Vodou, also spelled Voodoo, is a syncretic religion that combines elements of African spiritual traditions with Catholicism. The religion originated in West Africa and was brought to the Americas by enslaved Africans during the transatlantic slave trade. Today, Vodou is practiced primarily in Haiti and parts of the United States, but its influence can be seen throughout the Caribbean and beyond.

At the heart of Vodou is the worship of spirits, known as loa. These spirits are believed to inhabit the natural world and can be invoked through ritual and prayer. Each spirit has its own personality and specific powers, and they are often associated with particular natural elements or phenomena, such as thunder or the ocean.

Vodou also incorporates a variety of magical practices, including divination, herbalism, and ritual dance. Divination is the practice of seeking knowledge of the future or the unknown through various methods, such as reading the patterns formed by throwing shells or bones. Herbalism is the use of plants for medicinal or spiritual purposes, and is an important part of Vodou healing practices. Ritual dance, often accompanied by drumming, is used to invoke the loa and enter into a trance state in which the practitioner can communicate with the spirits.

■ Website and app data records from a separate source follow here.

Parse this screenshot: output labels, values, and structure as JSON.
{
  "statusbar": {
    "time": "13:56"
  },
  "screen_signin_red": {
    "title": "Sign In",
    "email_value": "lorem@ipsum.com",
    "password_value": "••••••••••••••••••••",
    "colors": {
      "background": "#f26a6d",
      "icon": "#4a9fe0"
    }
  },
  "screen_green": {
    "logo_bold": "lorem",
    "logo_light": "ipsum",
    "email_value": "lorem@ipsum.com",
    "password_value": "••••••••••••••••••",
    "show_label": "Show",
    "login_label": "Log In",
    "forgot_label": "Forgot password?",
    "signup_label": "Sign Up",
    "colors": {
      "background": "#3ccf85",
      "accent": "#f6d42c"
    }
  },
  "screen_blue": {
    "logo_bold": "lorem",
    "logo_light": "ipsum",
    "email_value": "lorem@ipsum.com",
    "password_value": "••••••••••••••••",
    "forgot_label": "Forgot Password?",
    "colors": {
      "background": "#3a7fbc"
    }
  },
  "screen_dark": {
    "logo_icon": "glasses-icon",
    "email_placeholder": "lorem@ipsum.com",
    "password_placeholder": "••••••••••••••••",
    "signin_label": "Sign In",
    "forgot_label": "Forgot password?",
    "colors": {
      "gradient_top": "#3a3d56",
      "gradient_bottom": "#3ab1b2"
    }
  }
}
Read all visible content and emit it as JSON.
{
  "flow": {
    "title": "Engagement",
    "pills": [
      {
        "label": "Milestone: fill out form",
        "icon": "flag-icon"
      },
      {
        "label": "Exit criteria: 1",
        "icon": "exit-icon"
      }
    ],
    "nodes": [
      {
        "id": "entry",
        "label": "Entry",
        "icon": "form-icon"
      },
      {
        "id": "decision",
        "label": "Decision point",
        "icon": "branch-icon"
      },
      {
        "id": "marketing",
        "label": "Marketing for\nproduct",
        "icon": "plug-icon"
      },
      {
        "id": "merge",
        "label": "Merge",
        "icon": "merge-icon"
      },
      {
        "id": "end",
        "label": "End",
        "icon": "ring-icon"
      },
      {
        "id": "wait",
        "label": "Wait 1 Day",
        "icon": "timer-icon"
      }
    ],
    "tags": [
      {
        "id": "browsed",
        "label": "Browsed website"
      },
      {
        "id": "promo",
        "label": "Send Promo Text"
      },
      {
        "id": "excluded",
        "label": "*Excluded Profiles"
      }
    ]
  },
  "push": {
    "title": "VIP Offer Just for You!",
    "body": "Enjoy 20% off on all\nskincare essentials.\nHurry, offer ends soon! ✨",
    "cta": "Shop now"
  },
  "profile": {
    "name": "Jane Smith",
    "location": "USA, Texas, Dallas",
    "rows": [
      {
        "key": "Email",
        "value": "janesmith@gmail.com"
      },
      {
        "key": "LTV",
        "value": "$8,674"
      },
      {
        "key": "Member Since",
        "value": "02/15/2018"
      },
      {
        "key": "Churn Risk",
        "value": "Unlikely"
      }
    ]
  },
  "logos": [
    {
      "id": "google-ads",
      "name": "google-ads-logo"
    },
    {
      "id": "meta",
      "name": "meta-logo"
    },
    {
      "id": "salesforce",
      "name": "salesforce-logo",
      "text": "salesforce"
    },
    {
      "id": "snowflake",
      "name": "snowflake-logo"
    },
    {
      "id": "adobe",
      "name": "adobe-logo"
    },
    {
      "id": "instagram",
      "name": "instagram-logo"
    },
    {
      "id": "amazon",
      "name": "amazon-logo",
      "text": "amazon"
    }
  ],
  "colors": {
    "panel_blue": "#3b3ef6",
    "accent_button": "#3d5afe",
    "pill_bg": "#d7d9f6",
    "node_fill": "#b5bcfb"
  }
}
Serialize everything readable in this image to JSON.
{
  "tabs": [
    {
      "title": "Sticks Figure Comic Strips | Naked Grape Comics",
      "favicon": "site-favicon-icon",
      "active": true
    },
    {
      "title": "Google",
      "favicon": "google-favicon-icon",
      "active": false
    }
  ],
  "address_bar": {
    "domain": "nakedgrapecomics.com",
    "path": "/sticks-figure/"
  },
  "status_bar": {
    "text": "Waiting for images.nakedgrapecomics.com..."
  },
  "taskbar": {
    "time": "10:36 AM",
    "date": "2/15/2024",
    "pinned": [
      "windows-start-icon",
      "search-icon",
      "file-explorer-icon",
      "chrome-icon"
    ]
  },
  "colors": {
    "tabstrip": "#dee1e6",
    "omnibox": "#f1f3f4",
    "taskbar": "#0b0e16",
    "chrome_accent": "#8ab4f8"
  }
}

One of the most distinctive features of Vodou is its syncretism with Catholicism. During the colonial period, Catholicism was imposed on enslaved Africans as a means of converting them to Christianity. However, rather than abandoning their traditional beliefs, many African slaves incorporated Catholic saints and symbols into their spiritual practices. For example, the Catholic saint St. Patrick is syncretized with the Vodou spirit Damballa, who is associated with snakes and the creation of the world.

Despite its syncretism with Catholicism, Vodou has often been the subject of persecution and misunderstanding. In the early 20th century, the Haitian government banned Vodou practices, and today the religion is often associated with negative stereotypes and superstitions. However, Vodou continues to be an important part of Haitian culture and identity, and has also influenced a variety of other spiritual traditions, including New Orleans Voodoo and Santeria.

Vodou is a complex and multifaceted spiritual tradition that blends African and Catholic beliefs with a variety of magical practices. At its core is the worship of spirits, or loa, and the belief in their power to affect the natural world. Despite its syncretism with Catholicism and its rich cultural heritage, Vodou remains a misunderstood and often maligned religion, but its influence can be seen throughout the Caribbean and beyond.